The work of Kevin McNamara and his colleagues in the All Party Parliamentary Group and the grassroots campaign that come forth from the Traveller Law Reform Bill (Gypsy and Traveller Law Reform Coalition) was instrumental in leading the then Labour Government introducing a new planning circular on Gypsy/Traveller accommodation and placing their needs within regional spatial strategies. McNamara also worked actively to reduce community tensions which the sites shortage had exacerbated and was an important broker in the joint Declaration of the Gypsy and Traveller Law Reform Coalition and Cottenham Residents' Association. Tensions had emerged in Cottenham due to the development of unauthorised pitches and a negative campaign of opposition, however through dialogue and mediation a joint statement was agreed between settled residents and Gypsies and Travellers which noted that the shortage of sites had had a negative impact on the social inclusion of Gypsies and Travellers, had caused inconvenience for the settled community and led to a deterioration in community relations and that a policy which delivered authorised sites was an important component of any solution. The ground-breaking dialogue was commended by the Commission for Racial Equality, Bishop Patrick O'Donaghue of the Catholic Bishops' Conference, Michael Evans, Bishop of East Anglia and the Right Reverend Richard Harries, Bishop of Oxford. This was important because it signalled that common ground and understanding could be found between communities who ostensibly seemed to be at loggerheads. (See Early Day Motion 1538 Cottenham Residents, Gypsy, Traveller Declaration, 17/7/2004 tabled by Kevin McNamara).

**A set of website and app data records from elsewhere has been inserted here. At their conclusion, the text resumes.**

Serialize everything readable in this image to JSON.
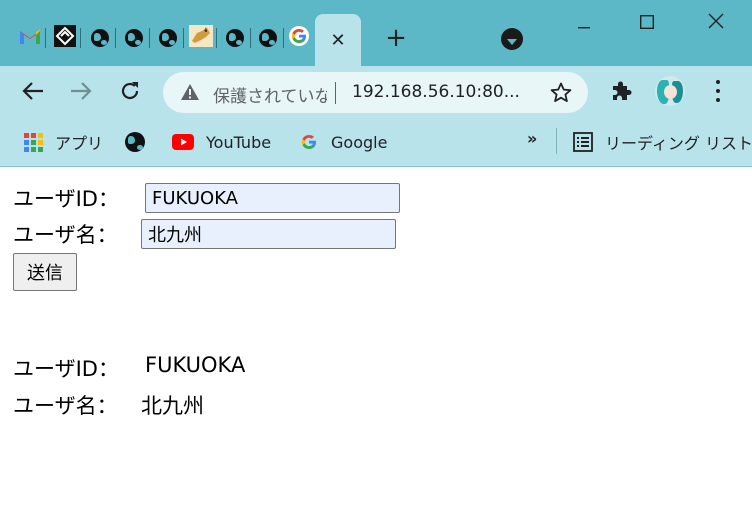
{
  "tabs": {
    "favicons": [
      "gmail-icon",
      "app-icon",
      "globe-icon",
      "globe-icon",
      "globe-icon",
      "tomcat-icon",
      "globe-icon",
      "globe-icon",
      "google-icon"
    ],
    "active_close": "✕",
    "new_tab": "+"
  },
  "toolbar": {
    "security_status": "保護されていない通信",
    "url": "192.168.56.10:80..."
  },
  "bookmarks": {
    "apps_label": "アプリ",
    "youtube_label": "YouTube",
    "google_label": "Google",
    "more": "»",
    "reading_list_label": "リーディング リスト"
  },
  "form": {
    "user_id_label": "ユーザID：",
    "user_id_value": "FUKUOKA",
    "user_name_label": "ユーザ名：",
    "user_name_value": "北九州",
    "submit_label": "送信"
  },
  "result": {
    "user_id_label": "ユーザID：",
    "user_id_value": "FUKUOKA",
    "user_name_label": "ユーザ名：",
    "user_name_value": "北九州"
  },
  "colors": {
    "titlebar": "#5cb8c6",
    "toolbar": "#b8e3ea",
    "autofill": "#e8f0fe"
  }
}
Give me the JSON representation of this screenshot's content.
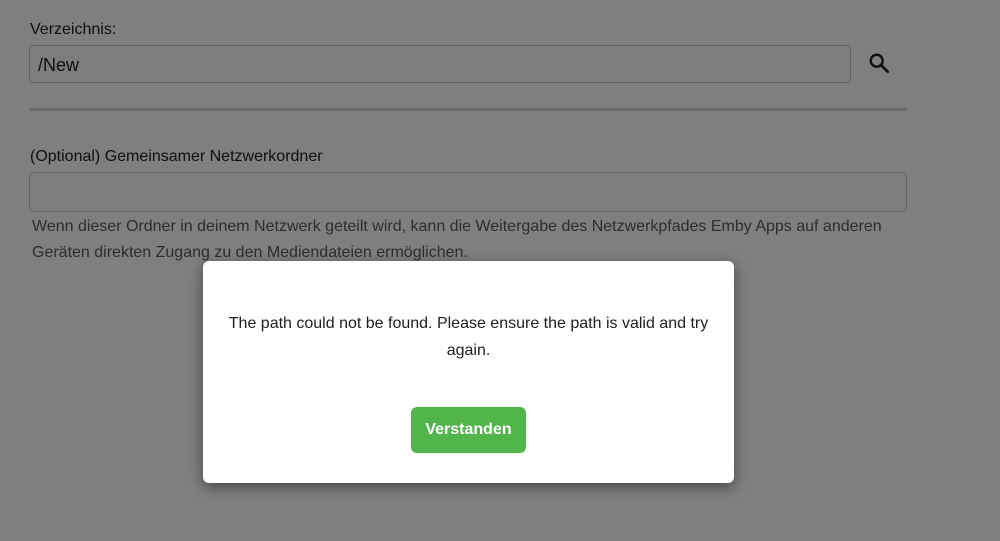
{
  "form": {
    "directory_label": "Verzeichnis:",
    "directory_value": "/New",
    "search_icon": "search-icon",
    "network_share_label": "(Optional) Gemeinsamer Netzwerkordner",
    "network_share_value": "",
    "network_share_help": "Wenn dieser Ordner in deinem Netzwerk geteilt wird, kann die Weitergabe des Netzwerkpfades Emby Apps auf anderen Geräten direkten Zugang zu den Mediendateien ermöglichen."
  },
  "dialog": {
    "message": "The path could not be found. Please ensure the path is valid and try again.",
    "button_label": "Verstanden",
    "button_color": "#52b54b"
  }
}
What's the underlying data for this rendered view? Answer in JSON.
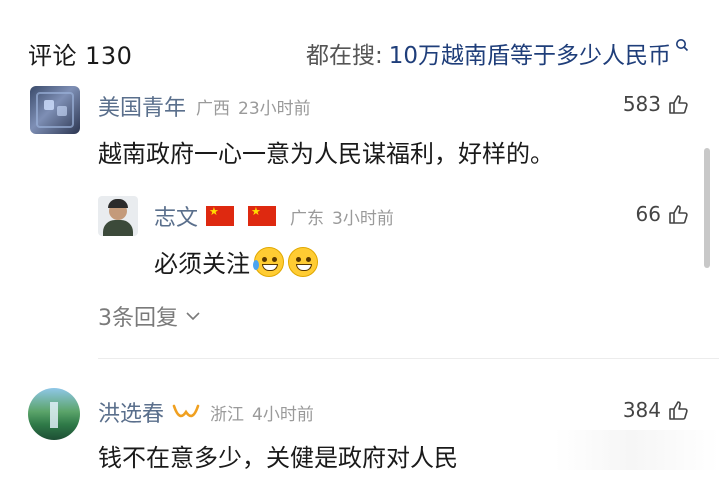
{
  "header": {
    "title": "评论 130",
    "search_prefix": "都在搜:",
    "search_query": "10万越南盾等于多少人民币"
  },
  "comments": [
    {
      "name": "美国青年",
      "location": "广西",
      "time": "23小时前",
      "likes": "583",
      "text": "越南政府一心一意为人民谋福利，好样的。",
      "reply": {
        "name": "志文",
        "location": "广东",
        "time": "3小时前",
        "likes": "66",
        "text": "必须关注"
      },
      "replies_label": "3条回复"
    },
    {
      "name": "洪选春",
      "location": "浙江",
      "time": "4小时前",
      "likes": "384",
      "text": "钱不在意多少，关健是政府对人民"
    }
  ],
  "colors": {
    "name": "#5a6f8c",
    "search_query": "#1f3e7a",
    "meta": "#9a9a9a",
    "flag_red": "#de2910"
  },
  "icons": [
    "search-icon",
    "thumbs-up-icon",
    "chevron-down-icon",
    "china-flag-icon",
    "vip-badge-icon",
    "laughing-crying-emoji",
    "grinning-emoji"
  ]
}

Sadly not everyone warmed to McNamara’s work to reduce community tensions. McNamara's very last act as an MP was to denounce Michael Howard, then Conservative leader, and the attacks he made on Gypsies and Travellers in the run up to the 2005 general election. Howard claimed Gypsies and Travellers were breaking the rules and taking advantage of the human rights act, and promised greater enforcement but had nothing to say about more sites. Many interpreted these actions by Howard, probably crafted by Howard’s electoral strategist Lynton Crosby, as surfing the resentment stoked by the Sun newspaper’s infamous ‘Stamp on the Camps' articles. McNamara stated in protest at Howard’s actions:

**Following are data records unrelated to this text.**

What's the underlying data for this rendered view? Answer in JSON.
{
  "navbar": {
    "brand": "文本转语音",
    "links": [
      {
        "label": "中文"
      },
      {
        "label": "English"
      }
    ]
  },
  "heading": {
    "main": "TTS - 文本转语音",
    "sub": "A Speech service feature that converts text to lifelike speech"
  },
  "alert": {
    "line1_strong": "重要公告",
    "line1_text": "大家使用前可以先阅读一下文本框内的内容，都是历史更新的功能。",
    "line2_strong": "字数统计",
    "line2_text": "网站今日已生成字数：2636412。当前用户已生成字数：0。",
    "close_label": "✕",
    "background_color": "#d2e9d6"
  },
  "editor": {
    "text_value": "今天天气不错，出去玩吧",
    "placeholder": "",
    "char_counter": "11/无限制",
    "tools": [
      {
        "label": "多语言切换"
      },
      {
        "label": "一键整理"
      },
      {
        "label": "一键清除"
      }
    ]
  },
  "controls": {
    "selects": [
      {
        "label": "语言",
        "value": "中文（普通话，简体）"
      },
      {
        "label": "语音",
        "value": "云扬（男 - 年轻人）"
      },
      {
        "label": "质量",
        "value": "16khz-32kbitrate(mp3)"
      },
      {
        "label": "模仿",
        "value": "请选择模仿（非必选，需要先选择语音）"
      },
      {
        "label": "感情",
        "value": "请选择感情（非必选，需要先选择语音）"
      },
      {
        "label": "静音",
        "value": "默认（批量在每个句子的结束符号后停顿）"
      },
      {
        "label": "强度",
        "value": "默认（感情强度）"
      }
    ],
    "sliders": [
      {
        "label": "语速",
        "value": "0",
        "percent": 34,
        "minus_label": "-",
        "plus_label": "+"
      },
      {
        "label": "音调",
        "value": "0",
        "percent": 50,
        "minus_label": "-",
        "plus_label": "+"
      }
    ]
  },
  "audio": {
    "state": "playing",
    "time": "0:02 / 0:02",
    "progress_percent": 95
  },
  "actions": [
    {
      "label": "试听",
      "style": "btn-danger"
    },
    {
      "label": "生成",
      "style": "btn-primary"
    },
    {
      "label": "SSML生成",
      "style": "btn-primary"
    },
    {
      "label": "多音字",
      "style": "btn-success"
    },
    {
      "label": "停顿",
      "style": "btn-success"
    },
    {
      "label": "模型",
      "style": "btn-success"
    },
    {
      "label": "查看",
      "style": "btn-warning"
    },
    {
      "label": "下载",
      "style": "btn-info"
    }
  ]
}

"There is, I feel, a whiff of persecution about the way the Roma (Gypsies and Travellers) have been treated throughout Europe. They are easily discernible, they are an easy target to attack, to blame all sorts of difficulties on - to appeal to people's basest motives and I really do feel there is the whiff of the gas chambers about this."
McNamara’s remarks prompted the Daily Mail to jump to Howard’s defence and stiffly rebuke McNamara, comments which appeared on the Mail’s front page no less and which appeared on his very last day as an MP before his retirement. McNamara felt this was not a bad way to end his political career as an MP defending a community he was deeply concerned for. He will be greatly missed by his friends and family including Gypsy, Roma and Traveller communities.
By Andrew Ryder
Andrew Ryder is a researcher and former policy worker for the Gypsy and Traveller Law Reform Coalition (2002 – 2006).